Several French sommeliers have told me this fantastic cellar is their favorite in Paris, so natural wine enthusiasts shouldn’t miss it. The tiny but powerful wine shop offers an impressive range of well-known and up-and-coming organic and biodynamic wineries.
Rouge Mouline: A sign with a red windmill
The Moulin Rouge
Although tickets for the “Féerie” show are pricey, this iconic lounge used to be the height of Parisian nightlife. Besides, how often do you get to watch a real French cancan? The spectacle is well worth the price of admission since it is a captivating homage to Paris’s history.
- Montmartre, a unique neighborhood in Paris, offers stunning panoramic views, romantic museums, and secret gardens, maintaining its identity despite being incorporated into the city in 1860.
- The top activities in Montmartre include exploring the Sacré-Cœur Basilica, visiting museums like Musée de la Vie Romantique and Dalí Paris, experiencing Halle Saint Pierre, making art in Place du Tertre, and capturing memories in a vintage photo booth.
- L’Esquisse is a recommended Michelin-star restaurant in Montmartre, offering creative variations on classic meals, while other dining options include Hardware, Mamma Pink, Pigalle Bouillon, L’Arcane, and Mokko.
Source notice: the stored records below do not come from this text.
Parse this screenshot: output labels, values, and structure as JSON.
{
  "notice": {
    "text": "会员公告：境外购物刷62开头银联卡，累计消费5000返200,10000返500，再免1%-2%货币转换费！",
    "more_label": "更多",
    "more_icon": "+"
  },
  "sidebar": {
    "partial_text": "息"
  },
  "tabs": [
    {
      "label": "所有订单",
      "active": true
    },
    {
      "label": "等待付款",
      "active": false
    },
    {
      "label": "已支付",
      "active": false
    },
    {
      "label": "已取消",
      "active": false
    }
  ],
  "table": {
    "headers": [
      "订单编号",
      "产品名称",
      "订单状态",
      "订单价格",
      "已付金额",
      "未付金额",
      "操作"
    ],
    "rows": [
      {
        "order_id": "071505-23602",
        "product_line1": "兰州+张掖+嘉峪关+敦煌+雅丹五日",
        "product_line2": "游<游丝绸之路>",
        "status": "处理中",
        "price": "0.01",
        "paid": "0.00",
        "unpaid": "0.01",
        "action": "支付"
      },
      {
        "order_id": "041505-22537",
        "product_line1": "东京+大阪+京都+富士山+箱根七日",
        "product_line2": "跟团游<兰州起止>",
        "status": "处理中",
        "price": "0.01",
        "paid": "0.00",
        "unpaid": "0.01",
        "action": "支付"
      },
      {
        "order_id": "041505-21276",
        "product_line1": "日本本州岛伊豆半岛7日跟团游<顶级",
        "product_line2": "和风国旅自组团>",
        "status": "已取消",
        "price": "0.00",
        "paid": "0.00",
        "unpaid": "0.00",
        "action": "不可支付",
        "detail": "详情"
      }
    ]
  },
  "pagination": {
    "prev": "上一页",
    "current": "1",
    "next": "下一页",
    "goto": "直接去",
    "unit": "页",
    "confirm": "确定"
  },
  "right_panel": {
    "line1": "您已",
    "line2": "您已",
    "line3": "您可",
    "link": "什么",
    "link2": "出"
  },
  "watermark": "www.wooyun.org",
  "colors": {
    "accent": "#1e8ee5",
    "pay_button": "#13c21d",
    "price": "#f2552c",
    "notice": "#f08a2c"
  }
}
- For accommodations, Hôtel Particulier Montmartre, Maison Souquet, Hôtel Arvor, and The Monsieur Aristide Hotel provide unique and luxurious stays, each with its own charm and style, capturing the artistic essence of Montmartre.